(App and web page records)

---

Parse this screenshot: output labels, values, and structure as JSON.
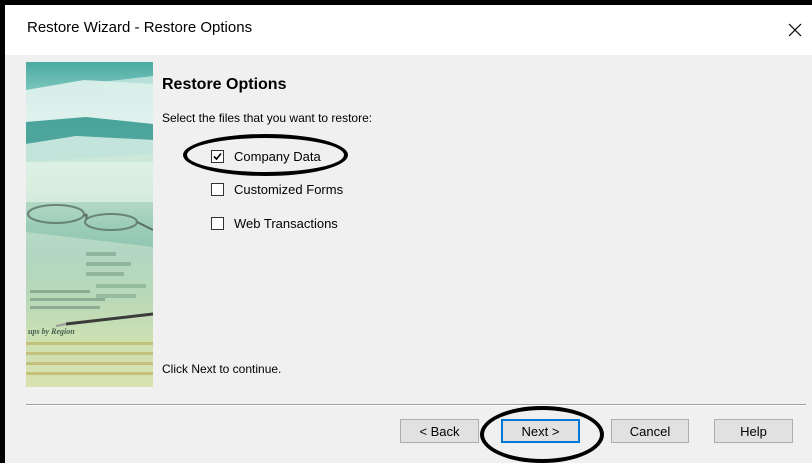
{
  "window": {
    "title": "Restore Wizard - Restore Options"
  },
  "close_icon": "close-icon",
  "banner": {
    "image": "financial-report-glasses-pen-illustration",
    "caption": "ups by Region",
    "colors": [
      "#4aa9a0",
      "#9ccdb9",
      "#e6dc86"
    ]
  },
  "content": {
    "heading": "Restore Options",
    "instruction": "Select the files that you want to restore:",
    "options": [
      {
        "label": "Company Data",
        "checked": true
      },
      {
        "label": "Customized Forms",
        "checked": false
      },
      {
        "label": "Web Transactions",
        "checked": false
      }
    ],
    "footer": "Click Next to continue."
  },
  "buttons": {
    "back": "< Back",
    "next": "Next >",
    "cancel": "Cancel",
    "help": "Help"
  },
  "accent_color": "#0078d7"
}
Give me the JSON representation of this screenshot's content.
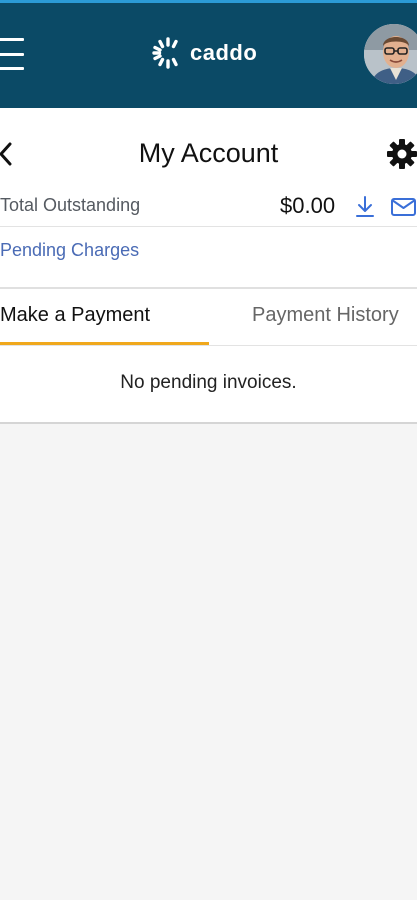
{
  "header": {
    "brand": "caddo",
    "colors": {
      "bar": "#0b4a66",
      "accent": "#2b9bd6"
    },
    "icons": {
      "menu": "hamburger-icon",
      "avatar": "user-avatar"
    }
  },
  "page": {
    "title": "My Account",
    "icons": {
      "back": "back-chevron-icon",
      "settings": "gear-icon"
    }
  },
  "account": {
    "total_label": "Total Outstanding",
    "total_amount": "$0.00",
    "icons": {
      "download": "download-icon",
      "email": "mail-icon"
    },
    "pending_link": "Pending Charges"
  },
  "tabs": [
    {
      "label": "Make a Payment",
      "active": true
    },
    {
      "label": "Payment History",
      "active": false
    }
  ],
  "content": {
    "empty_message": "No pending invoices."
  },
  "colors": {
    "link": "#4a6bb5",
    "tab_indicator": "#f0a81c"
  }
}
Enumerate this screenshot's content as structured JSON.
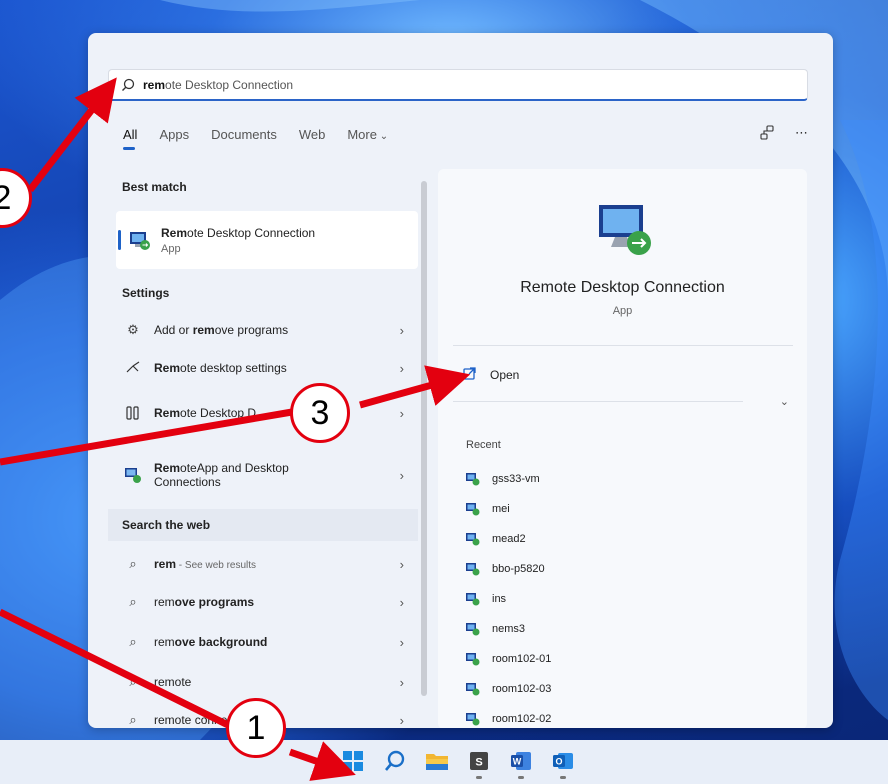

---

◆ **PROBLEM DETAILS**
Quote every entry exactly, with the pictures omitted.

◆ **OUTPUT BELOW**
Parse this screenshot: output labels, values, and structure as JSON.
{
  "window": {
    "title": "Restore Wizard - Restore Options"
  },
  "close_icon": "close-icon",
  "banner": {
    "image": "financial-report-glasses-pen-illustration",
    "caption": "ups by Region",
    "colors": [
      "#4aa9a0",
      "#9ccdb9",
      "#e6dc86"
    ]
  },
  "content": {
    "heading": "Restore Options",
    "instruction": "Select the files that you want to restore:",
    "options": [
      {
        "label": "Company Data",
        "checked": true
      },
      {
        "label": "Customized Forms",
        "checked": false
      },
      {
        "label": "Web Transactions",
        "checked": false
      }
    ],
    "footer": "Click Next to continue."
  },
  "buttons": {
    "back": "< Back",
    "next": "Next >",
    "cancel": "Cancel",
    "help": "Help"
  },
  "accent_color": "#0078d7"
}
Give me the JSON representation of this screenshot's content.
{
  "header": {
    "brand": "caddo",
    "colors": {
      "bar": "#0b4a66",
      "accent": "#2b9bd6"
    },
    "icons": {
      "menu": "hamburger-icon",
      "avatar": "user-avatar"
    }
  },
  "page": {
    "title": "My Account",
    "icons": {
      "back": "back-chevron-icon",
      "settings": "gear-icon"
    }
  },
  "account": {
    "total_label": "Total Outstanding",
    "total_amount": "$0.00",
    "icons": {
      "download": "download-icon",
      "email": "mail-icon"
    },
    "pending_link": "Pending Charges"
  },
  "tabs": [
    {
      "label": "Make a Payment",
      "active": true
    },
    {
      "label": "Payment History",
      "active": false
    }
  ],
  "content": {
    "empty_message": "No pending invoices."
  },
  "colors": {
    "link": "#4a6bb5",
    "tab_indicator": "#f0a81c"
  }
}
Enumerate this screenshot's content as structured JSON.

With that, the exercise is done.